Presenting author: Martin Bastien

Presenting author biography:

Martin Bastien is a PhD student in Public Health at the University of Aix-Marseille (France). Using a multidisciplinary approach, his research topics include psychoactive substances and Harm Reduction. His current research focus on regular cannabis users’ practices in France and the subjective benefits and risks associated with cannabis consumption.

Cannabis self-cultivation in the French prohibitive context: Results from an online survey on daily cannabis users

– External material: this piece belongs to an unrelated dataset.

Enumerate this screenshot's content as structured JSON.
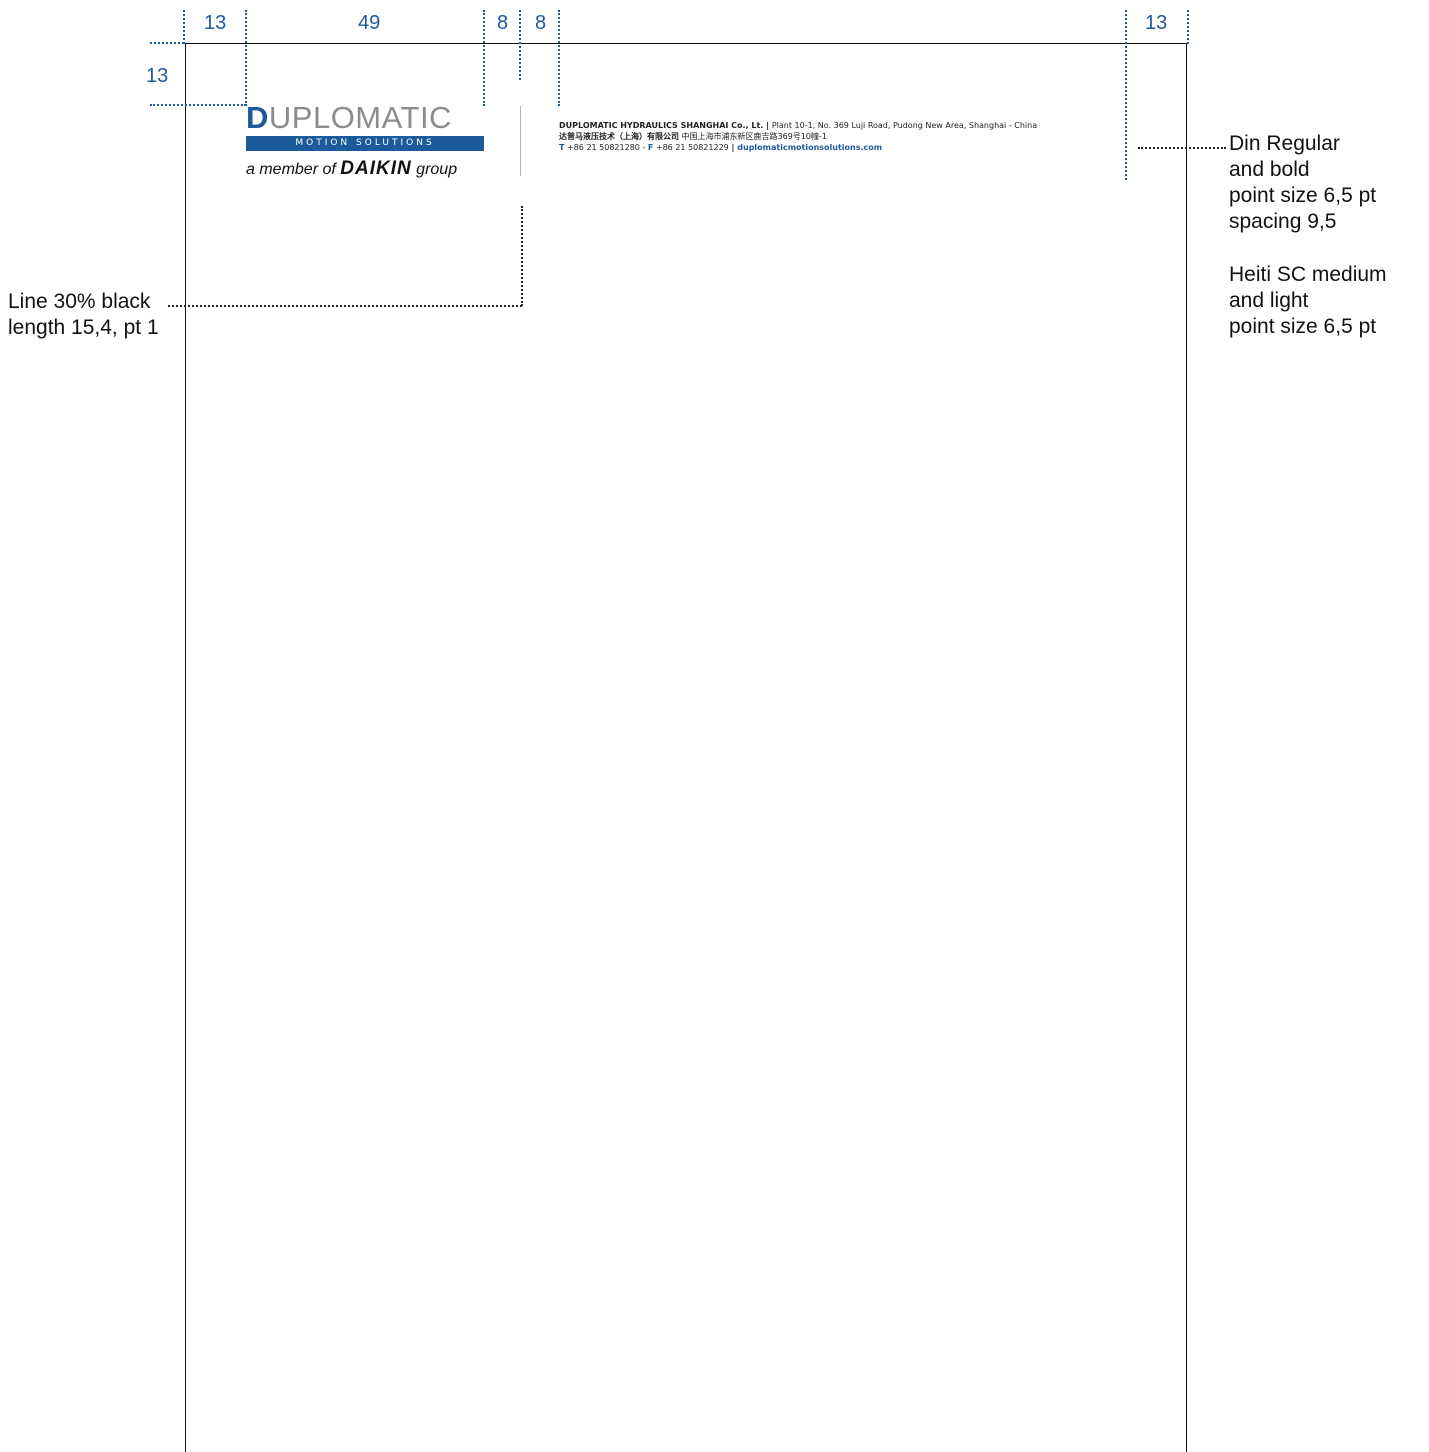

Martin Bastien, Cécile Donadille, Laélia Briand Madrid, Maela Lebrun, Victor Martin, Perrine Roux
Background: Although all cannabis use is illegal in France, it is still a widely used substance in the general population. Cannabis is mainly supplied from the illegal market, but little is known about regular users who cultivate their own cannabis. We aimed to characterize cannabis self-cultivators in France and explore the motivations for this practice.

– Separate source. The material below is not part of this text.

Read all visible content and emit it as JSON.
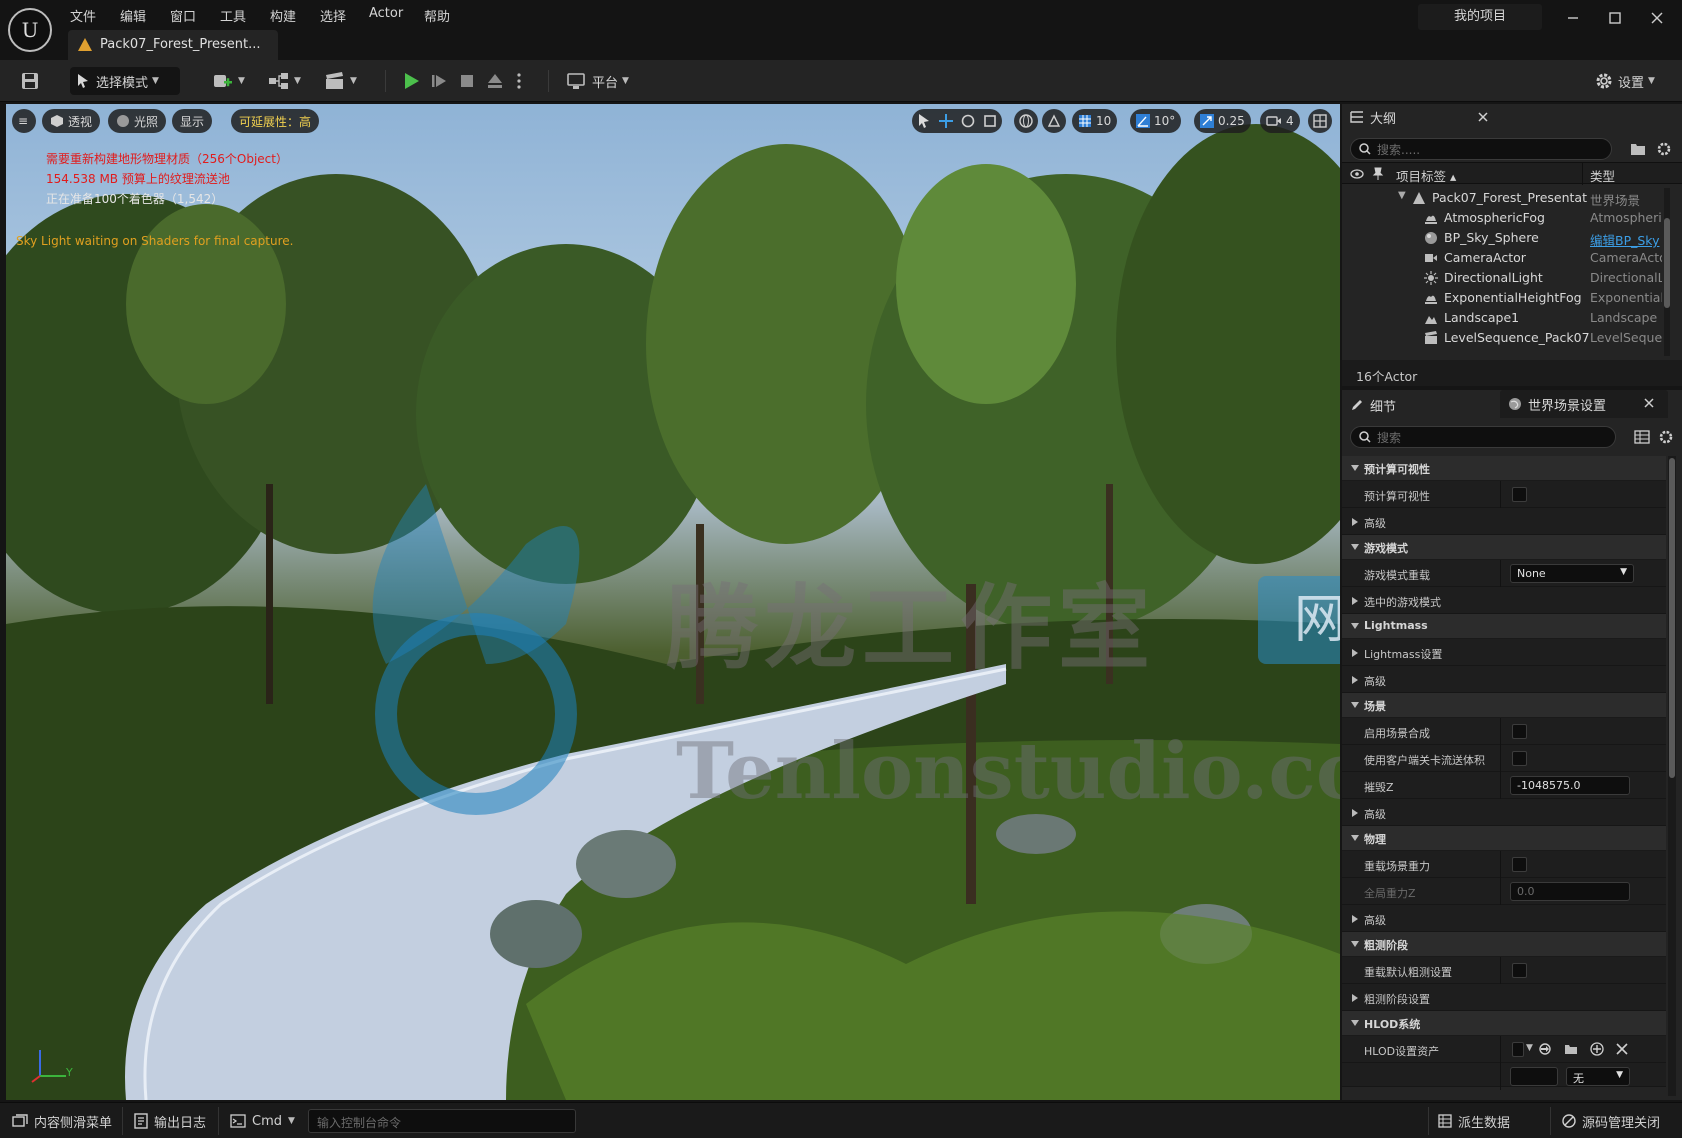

Methodology: We used two surveys on daily cannabis users: Cannavid 1 (N=3840) and Cannavid 2 (N=574), conducted during the COVID pandemic in collaboration with a French harm reduction association. We collected the following data: sociodemographic, self-reported health, cannabis and other substance use patterns, and the main cannabis supply source. In the Cannavid 1 survey, we performed a multivariable logistic regression model to assess factors associated with ‘self-cultivation’ as the main supply source. In the Cannavid 2 survey, participants specified the main reason for cannabis cultivation and the associated patterns.

Results: About 11% and 16% reported growing their own cannabis in Cannavid 1 and 2 surveys, respectively. Older age, male gender, having stable housing and having outdoor space, rural place of residence, herbal cannabis form, less tobacco smoking and alcohol drinking, non-smoked routes of cannabis administration and therapeutic use of cannabis were associated with cannabis self-cultivation. The main reasons for cannabis cultivation were ‘ensuring quality’ and ‘avoiding the illegal market’. In addition, few participants reported selling a part of their production and most participants reported being self-sufficient in their consumption.

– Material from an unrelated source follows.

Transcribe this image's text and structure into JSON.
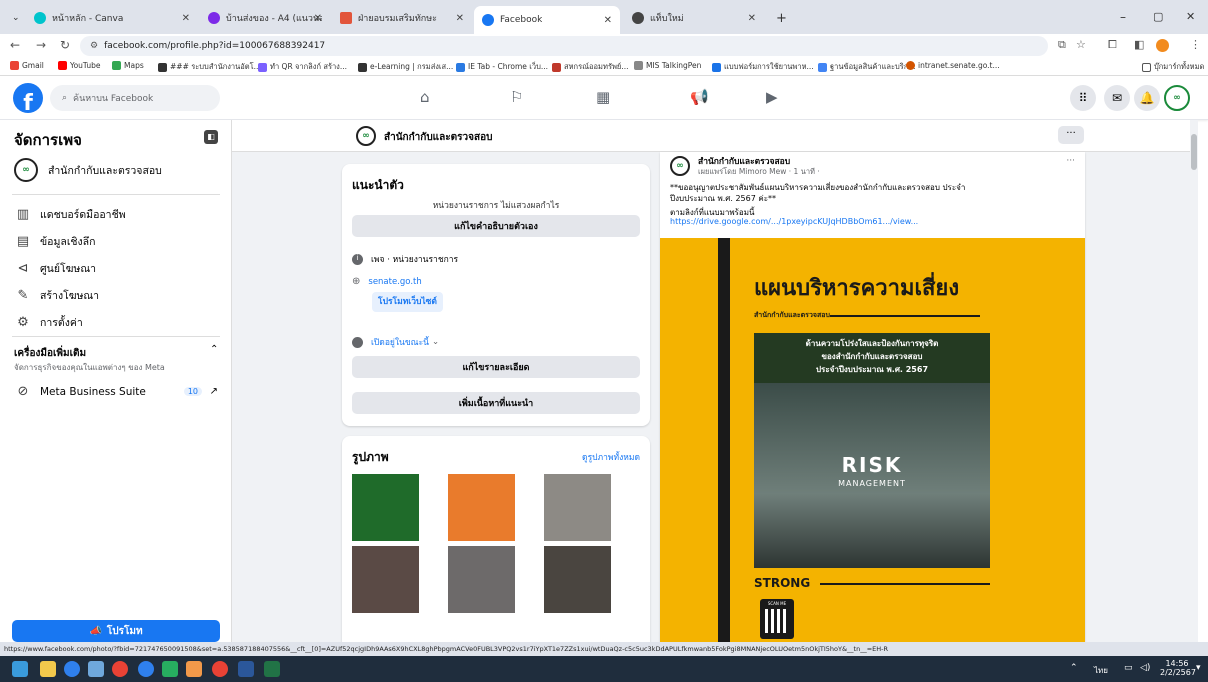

Conclusion: The profile emerging from our results suggests that these cannabis users may be more health conscious and inclined to a reasonable cannabis use, and challenges the dominant discourse about ‘cannabis users as drug abusers’. Hence, cannabis self-cultivation may be understood as a rational choice to bypass the negative effects of the unregulated market, specifically concerning the fluctuating quality of cannabis.